Every record that follows should be written out again without any change.

== Segment start ==

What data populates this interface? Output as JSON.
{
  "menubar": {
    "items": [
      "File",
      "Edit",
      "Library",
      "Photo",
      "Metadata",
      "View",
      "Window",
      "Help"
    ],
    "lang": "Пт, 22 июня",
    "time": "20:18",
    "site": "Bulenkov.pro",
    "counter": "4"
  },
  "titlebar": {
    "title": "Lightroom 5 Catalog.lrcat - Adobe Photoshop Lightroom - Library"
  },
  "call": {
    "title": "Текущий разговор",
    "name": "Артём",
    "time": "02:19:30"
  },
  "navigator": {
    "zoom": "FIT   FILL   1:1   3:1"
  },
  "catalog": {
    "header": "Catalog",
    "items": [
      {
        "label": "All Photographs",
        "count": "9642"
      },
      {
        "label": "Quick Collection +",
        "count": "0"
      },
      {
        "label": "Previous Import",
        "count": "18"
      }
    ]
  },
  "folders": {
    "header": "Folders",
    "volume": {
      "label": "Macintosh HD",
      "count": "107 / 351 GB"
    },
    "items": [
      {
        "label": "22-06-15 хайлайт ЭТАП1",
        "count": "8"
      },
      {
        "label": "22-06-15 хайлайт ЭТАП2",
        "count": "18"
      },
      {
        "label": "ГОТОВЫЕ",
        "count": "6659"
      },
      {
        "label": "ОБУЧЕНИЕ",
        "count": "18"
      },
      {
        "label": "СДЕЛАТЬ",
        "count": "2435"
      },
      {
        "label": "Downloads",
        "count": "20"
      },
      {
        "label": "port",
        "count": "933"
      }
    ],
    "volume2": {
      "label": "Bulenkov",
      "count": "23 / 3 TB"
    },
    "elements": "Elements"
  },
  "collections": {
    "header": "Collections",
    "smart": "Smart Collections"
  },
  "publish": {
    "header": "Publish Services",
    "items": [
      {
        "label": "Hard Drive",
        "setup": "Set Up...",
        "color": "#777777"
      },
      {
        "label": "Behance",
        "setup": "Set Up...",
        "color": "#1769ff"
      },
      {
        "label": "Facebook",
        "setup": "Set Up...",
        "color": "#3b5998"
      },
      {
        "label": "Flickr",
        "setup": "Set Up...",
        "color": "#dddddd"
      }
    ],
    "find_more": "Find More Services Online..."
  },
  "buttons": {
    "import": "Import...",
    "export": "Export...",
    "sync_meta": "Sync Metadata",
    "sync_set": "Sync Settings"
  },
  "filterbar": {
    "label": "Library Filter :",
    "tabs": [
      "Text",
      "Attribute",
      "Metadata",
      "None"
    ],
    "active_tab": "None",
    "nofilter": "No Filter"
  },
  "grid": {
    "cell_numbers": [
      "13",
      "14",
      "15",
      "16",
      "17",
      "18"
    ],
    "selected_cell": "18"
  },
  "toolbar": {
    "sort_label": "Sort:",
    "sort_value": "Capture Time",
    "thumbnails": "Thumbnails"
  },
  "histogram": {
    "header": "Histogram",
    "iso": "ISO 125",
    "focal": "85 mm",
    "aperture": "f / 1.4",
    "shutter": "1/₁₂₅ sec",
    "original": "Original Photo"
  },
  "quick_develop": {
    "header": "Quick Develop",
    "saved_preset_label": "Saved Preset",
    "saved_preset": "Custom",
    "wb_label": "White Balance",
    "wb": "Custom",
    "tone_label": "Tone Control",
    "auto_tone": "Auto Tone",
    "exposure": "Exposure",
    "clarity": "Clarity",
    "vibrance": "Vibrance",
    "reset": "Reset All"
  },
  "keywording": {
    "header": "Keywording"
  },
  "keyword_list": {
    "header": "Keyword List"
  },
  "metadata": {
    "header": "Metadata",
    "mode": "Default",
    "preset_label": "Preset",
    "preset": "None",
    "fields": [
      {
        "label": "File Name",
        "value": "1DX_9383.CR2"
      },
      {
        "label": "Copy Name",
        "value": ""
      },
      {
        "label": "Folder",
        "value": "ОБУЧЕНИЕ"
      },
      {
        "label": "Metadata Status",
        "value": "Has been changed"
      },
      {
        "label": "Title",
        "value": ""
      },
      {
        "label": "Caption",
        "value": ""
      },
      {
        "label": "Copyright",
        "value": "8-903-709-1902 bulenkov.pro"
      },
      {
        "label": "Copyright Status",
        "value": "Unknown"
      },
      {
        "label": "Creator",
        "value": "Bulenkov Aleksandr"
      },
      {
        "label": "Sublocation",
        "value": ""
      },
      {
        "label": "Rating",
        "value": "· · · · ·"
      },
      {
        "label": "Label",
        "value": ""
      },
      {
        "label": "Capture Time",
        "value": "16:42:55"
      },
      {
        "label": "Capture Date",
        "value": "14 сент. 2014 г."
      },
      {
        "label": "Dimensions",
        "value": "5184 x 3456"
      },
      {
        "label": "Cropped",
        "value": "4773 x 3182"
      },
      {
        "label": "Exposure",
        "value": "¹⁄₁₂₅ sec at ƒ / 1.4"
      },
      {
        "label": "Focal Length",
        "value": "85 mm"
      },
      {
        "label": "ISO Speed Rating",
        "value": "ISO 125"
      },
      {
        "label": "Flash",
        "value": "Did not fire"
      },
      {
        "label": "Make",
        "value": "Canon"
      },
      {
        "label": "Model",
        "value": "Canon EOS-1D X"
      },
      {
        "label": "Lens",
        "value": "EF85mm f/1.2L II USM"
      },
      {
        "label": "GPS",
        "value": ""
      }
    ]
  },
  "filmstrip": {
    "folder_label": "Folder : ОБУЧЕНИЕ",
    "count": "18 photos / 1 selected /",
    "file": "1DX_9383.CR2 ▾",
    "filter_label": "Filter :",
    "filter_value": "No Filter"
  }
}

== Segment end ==

### [Task output]
What data populates this interface? Output as JSON.
{
  "menubar": {
    "items": [
      "File",
      "Edit",
      "Library",
      "Photo",
      "Metadata",
      "View",
      "Window",
      "Help"
    ],
    "lang": "Пт, 22 июня",
    "time": "20:18",
    "site": "Bulenkov.pro",
    "counter": "4"
  },
  "titlebar": {
    "title": "Lightroom 5 Catalog.lrcat - Adobe Photoshop Lightroom - Library"
  },
  "call": {
    "title": "Текущий разговор",
    "name": "Артём",
    "time": "02:19:30"
  },
  "navigator": {
    "zoom": "FIT   FILL   1:1   3:1"
  },
  "catalog": {
    "header": "Catalog",
    "items": [
      {
        "label": "All Photographs",
        "count": "9642"
      },
      {
        "label": "Quick Collection +",
        "count": "0"
      },
      {
        "label": "Previous Import",
        "count": "18"
      }
    ]
  },
  "folders": {
    "header": "Folders",
    "volume": {
      "label": "Macintosh HD",
      "count": "107 / 351 GB"
    },
    "items": [
      {
        "label": "22-06-15 хайлайт ЭТАП1",
        "count": "8"
      },
      {
        "label": "22-06-15 хайлайт ЭТАП2",
        "count": "18"
      },
      {
        "label": "ГОТОВЫЕ",
        "count": "6659"
      },
      {
        "label": "ОБУЧЕНИЕ",
        "count": "18"
      },
      {
        "label": "СДЕЛАТЬ",
        "count": "2435"
      },
      {
        "label": "Downloads",
        "count": "20"
      },
      {
        "label": "port",
        "count": "933"
      }
    ],
    "volume2": {
      "label": "Bulenkov",
      "count": "23 / 3 TB"
    },
    "elements": "Elements"
  },
  "collections": {
    "header": "Collections",
    "smart": "Smart Collections"
  },
  "publish": {
    "header": "Publish Services",
    "items": [
      {
        "label": "Hard Drive",
        "setup": "Set Up...",
        "color": "#777777"
      },
      {
        "label": "Behance",
        "setup": "Set Up...",
        "color": "#1769ff"
      },
      {
        "label": "Facebook",
        "setup": "Set Up...",
        "color": "#3b5998"
      },
      {
        "label": "Flickr",
        "setup": "Set Up...",
        "color": "#dddddd"
      }
    ],
    "find_more": "Find More Services Online..."
  },
  "buttons": {
    "import": "Import...",
    "export": "Export...",
    "sync_meta": "Sync Metadata",
    "sync_set": "Sync Settings"
  },
  "filterbar": {
    "label": "Library Filter :",
    "tabs": [
      "Text",
      "Attribute",
      "Metadata",
      "None"
    ],
    "active_tab": "None",
    "nofilter": "No Filter"
  },
  "grid": {
    "cell_numbers": [
      "13",
      "14",
      "15",
      "16",
      "17",
      "18"
    ],
    "selected_cell": "18"
  },
  "toolbar": {
    "sort_label": "Sort:",
    "sort_value": "Capture Time",
    "thumbnails": "Thumbnails"
  },
  "histogram": {
    "header": "Histogram",
    "iso": "ISO 125",
    "focal": "85 mm",
    "aperture": "f / 1.4",
    "shutter": "1/₁₂₅ sec",
    "original": "Original Photo"
  },
  "quick_develop": {
    "header": "Quick Develop",
    "saved_preset_label": "Saved Preset",
    "saved_preset": "Custom",
    "wb_label": "White Balance",
    "wb": "Custom",
    "tone_label": "Tone Control",
    "auto_tone": "Auto Tone",
    "exposure": "Exposure",
    "clarity": "Clarity",
    "vibrance": "Vibrance",
    "reset": "Reset All"
  },
  "keywording": {
    "header": "Keywording"
  },
  "keyword_list": {
    "header": "Keyword List"
  },
  "metadata": {
    "header": "Metadata",
    "mode": "Default",
    "preset_label": "Preset",
    "preset": "None",
    "fields": [
      {
        "label": "File Name",
        "value": "1DX_9383.CR2"
      },
      {
        "label": "Copy Name",
        "value": ""
      },
      {
        "label": "Folder",
        "value": "ОБУЧЕНИЕ"
      },
      {
        "label": "Metadata Status",
        "value": "Has been changed"
      },
      {
        "label": "Title",
        "value": ""
      },
      {
        "label": "Caption",
        "value": ""
      },
      {
        "label": "Copyright",
        "value": "8-903-709-1902 bulenkov.pro"
      },
      {
        "label": "Copyright Status",
        "value": "Unknown"
      },
      {
        "label": "Creator",
        "value": "Bulenkov Aleksandr"
      },
      {
        "label": "Sublocation",
        "value": ""
      },
      {
        "label": "Rating",
        "value": "· · · · ·"
      },
      {
        "label": "Label",
        "value": ""
      },
      {
        "label": "Capture Time",
        "value": "16:42:55"
      },
      {
        "label": "Capture Date",
        "value": "14 сент. 2014 г."
      },
      {
        "label": "Dimensions",
        "value": "5184 x 3456"
      },
      {
        "label": "Cropped",
        "value": "4773 x 3182"
      },
      {
        "label": "Exposure",
        "value": "¹⁄₁₂₅ sec at ƒ / 1.4"
      },
      {
        "label": "Focal Length",
        "value": "85 mm"
      },
      {
        "label": "ISO Speed Rating",
        "value": "ISO 125"
      },
      {
        "label": "Flash",
        "value": "Did not fire"
      },
      {
        "label": "Make",
        "value": "Canon"
      },
      {
        "label": "Model",
        "value": "Canon EOS-1D X"
      },
      {
        "label": "Lens",
        "value": "EF85mm f/1.2L II USM"
      },
      {
        "label": "GPS",
        "value": ""
      }
    ]
  },
  "filmstrip": {
    "folder_label": "Folder : ОБУЧЕНИЕ",
    "count": "18 photos / 1 selected /",
    "file": "1DX_9383.CR2 ▾",
    "filter_label": "Filter :",
    "filter_value": "No Filter"
  }
}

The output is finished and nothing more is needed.